  • Impaired renal function plus

    • Excess protein intake or production or tissue breakdown (e.g., GI bleeding, thyrotoxicosis, infection, Cushing syndrome, high-protein diet, surgery, burns, cachexia, high fever)

    • Urine reabsorption (e.g., ureterocolostomy)

    • Patients with reduced muscle mass (subnormal creatinine production)

  • Certain drugs (e.g., tetracycline, glucocorticoids)

  • Selective increase in plasma urea (diuretic-induced azotemia) during use of loop diuretics

Increased Ratio (>10:1) with Elevated Creatinine In

  • Postrenal azotemia (BUN rises disproportionately more than creatinine) (e.g., obstructive uropathy)

  • Prerenal azotemia superimposed on renal disease

Decreased Ratio (<10:1) with Decreased BUN In

  • Acute tubular necrosis

  • Low-protein diet, starvation, severe liver disease, and other causes of decreased urea synthesis

  • Repeated dialysis (urea rather than creatinine diffuses out of extracellular fluid)

  • Inherited deficiency of urea cycle enzymes (e.g., hyperammonemias—urea is virtually absent in blood)

  • SIADH (due to tubular secretion of urea)

  • Pregnancy

Decreased Ratio (<10:1) with Increased Creatinine In

  • Phenacemide therapy (accelerates conversion of creatine to creatinine)

  • Rhabdomyolysis (releases muscle creatinine)

  • Muscular patients who develop renal failure


  • DKA (acetoacetate causes false increase in creatinine with certain methodologies, resulting in normal or decreased ratio when dehydration should produce an increased ratio)

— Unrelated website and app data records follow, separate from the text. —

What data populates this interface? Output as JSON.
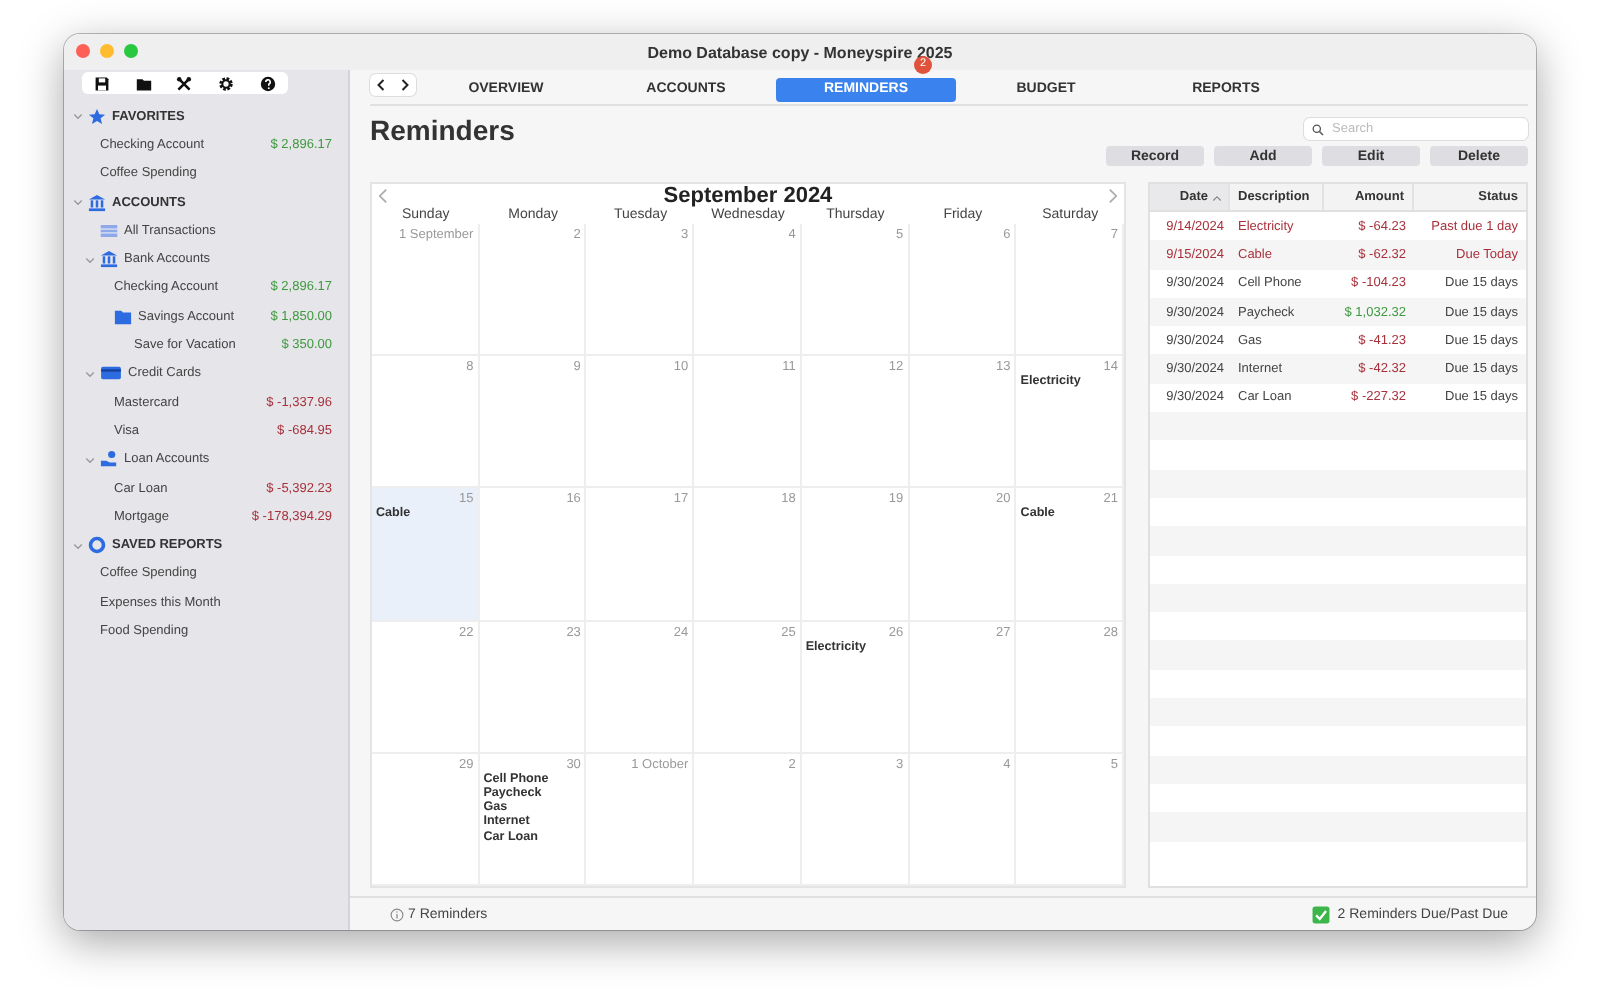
{
  "window": {
    "title": "Demo Database copy - Moneyspire 2025"
  },
  "sidebar": {
    "sections": [
      {
        "title": "FAVORITES",
        "kind": "favorites",
        "expanded": true,
        "items": [
          {
            "label": "Checking Account",
            "amount": "$ 2,896.17",
            "negative": false
          },
          {
            "label": "Coffee Spending"
          }
        ]
      },
      {
        "title": "ACCOUNTS",
        "kind": "accounts",
        "expanded": true,
        "items": [
          {
            "label": "All Transactions",
            "kind": "list"
          },
          {
            "label": "Bank Accounts",
            "kind": "bank",
            "expanded": true,
            "children": [
              {
                "label": "Checking Account",
                "amount": "$ 2,896.17",
                "negative": false
              },
              {
                "label": "Savings Account",
                "kind": "folder",
                "amount": "$ 1,850.00",
                "negative": false,
                "children": [
                  {
                    "label": "Save for Vacation",
                    "amount": "$ 350.00",
                    "negative": false
                  }
                ]
              }
            ]
          },
          {
            "label": "Credit Cards",
            "kind": "card",
            "expanded": true,
            "children": [
              {
                "label": "Mastercard",
                "amount": "$ -1,337.96",
                "negative": true
              },
              {
                "label": "Visa",
                "amount": "$ -684.95",
                "negative": true
              }
            ]
          },
          {
            "label": "Loan Accounts",
            "kind": "loan",
            "expanded": true,
            "children": [
              {
                "label": "Car Loan",
                "amount": "$ -5,392.23",
                "negative": true
              },
              {
                "label": "Mortgage",
                "amount": "$ -178,394.29",
                "negative": true
              }
            ]
          }
        ]
      },
      {
        "title": "SAVED REPORTS",
        "kind": "reports",
        "expanded": true,
        "items": [
          {
            "label": "Coffee Spending"
          },
          {
            "label": "Expenses this Month"
          },
          {
            "label": "Food Spending"
          }
        ]
      }
    ]
  },
  "tabs": [
    {
      "label": "OVERVIEW",
      "selected": false
    },
    {
      "label": "ACCOUNTS",
      "selected": false
    },
    {
      "label": "REMINDERS",
      "selected": true,
      "badge": "2"
    },
    {
      "label": "BUDGET",
      "selected": false
    },
    {
      "label": "REPORTS",
      "selected": false
    }
  ],
  "page_title": "Reminders",
  "search": {
    "placeholder": "Search"
  },
  "buttons": [
    "Record",
    "Add",
    "Edit",
    "Delete"
  ],
  "calendar": {
    "title": "September 2024",
    "weekdays": [
      "Sunday",
      "Monday",
      "Tuesday",
      "Wednesday",
      "Thursday",
      "Friday",
      "Saturday"
    ],
    "weeks": [
      [
        {
          "day": "1 September",
          "selected": false
        },
        {
          "day": "2",
          "selected": false
        },
        {
          "day": "3",
          "selected": false
        },
        {
          "day": "4",
          "selected": false
        },
        {
          "day": "5",
          "selected": false
        },
        {
          "day": "6",
          "selected": false
        },
        {
          "day": "7",
          "selected": false
        }
      ],
      [
        {
          "day": "8",
          "selected": false
        },
        {
          "day": "9",
          "selected": false
        },
        {
          "day": "10",
          "selected": false
        },
        {
          "day": "11",
          "selected": false
        },
        {
          "day": "12",
          "selected": false
        },
        {
          "day": "13",
          "selected": false
        },
        {
          "day": "14",
          "selected": false,
          "events": [
            "Electricity"
          ]
        }
      ],
      [
        {
          "day": "15",
          "selected": true,
          "events": [
            "Cable"
          ]
        },
        {
          "day": "16",
          "selected": false
        },
        {
          "day": "17",
          "selected": false
        },
        {
          "day": "18",
          "selected": false
        },
        {
          "day": "19",
          "selected": false
        },
        {
          "day": "20",
          "selected": false
        },
        {
          "day": "21",
          "selected": false,
          "events": [
            "Cable"
          ]
        }
      ],
      [
        {
          "day": "22",
          "selected": false
        },
        {
          "day": "23",
          "selected": false
        },
        {
          "day": "24",
          "selected": false
        },
        {
          "day": "25",
          "selected": false
        },
        {
          "day": "26",
          "selected": false,
          "events": [
            "Electricity"
          ]
        },
        {
          "day": "27",
          "selected": false
        },
        {
          "day": "28",
          "selected": false
        }
      ],
      [
        {
          "day": "29",
          "selected": false
        },
        {
          "day": "30",
          "selected": false,
          "events": [
            "Cell Phone",
            "Paycheck",
            "Gas",
            "Internet",
            "Car Loan"
          ]
        },
        {
          "day": "1 October",
          "selected": false
        },
        {
          "day": "2",
          "selected": false
        },
        {
          "day": "3",
          "selected": false
        },
        {
          "day": "4",
          "selected": false
        },
        {
          "day": "5",
          "selected": false
        }
      ]
    ]
  },
  "table": {
    "columns": [
      {
        "label": "Date",
        "sorted": true
      },
      {
        "label": "Description",
        "sorted": false
      },
      {
        "label": "Amount",
        "sorted": false
      },
      {
        "label": "Status",
        "sorted": false
      }
    ],
    "rows": [
      {
        "date": "9/14/2024",
        "description": "Electricity",
        "amount": "$ -64.23",
        "status": "Past due 1 day",
        "overdue": true,
        "negative": true
      },
      {
        "date": "9/15/2024",
        "description": "Cable",
        "amount": "$ -62.32",
        "status": "Due Today",
        "overdue": true,
        "negative": true
      },
      {
        "date": "9/30/2024",
        "description": "Cell Phone",
        "amount": "$ -104.23",
        "status": "Due 15 days",
        "overdue": false,
        "negative": true
      },
      {
        "date": "9/30/2024",
        "description": "Paycheck",
        "amount": "$ 1,032.32",
        "status": "Due 15 days",
        "overdue": false,
        "negative": false
      },
      {
        "date": "9/30/2024",
        "description": "Gas",
        "amount": "$ -41.23",
        "status": "Due 15 days",
        "overdue": false,
        "negative": true
      },
      {
        "date": "9/30/2024",
        "description": "Internet",
        "amount": "$ -42.32",
        "status": "Due 15 days",
        "overdue": false,
        "negative": true
      },
      {
        "date": "9/30/2024",
        "description": "Car Loan",
        "amount": "$ -227.32",
        "status": "Due 15 days",
        "overdue": false,
        "negative": true
      }
    ]
  },
  "status_bar": {
    "left": "7 Reminders",
    "right": "2 Reminders Due/Past Due"
  }
}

  • Cephalosporin therapy (interferes with creatinine measurement)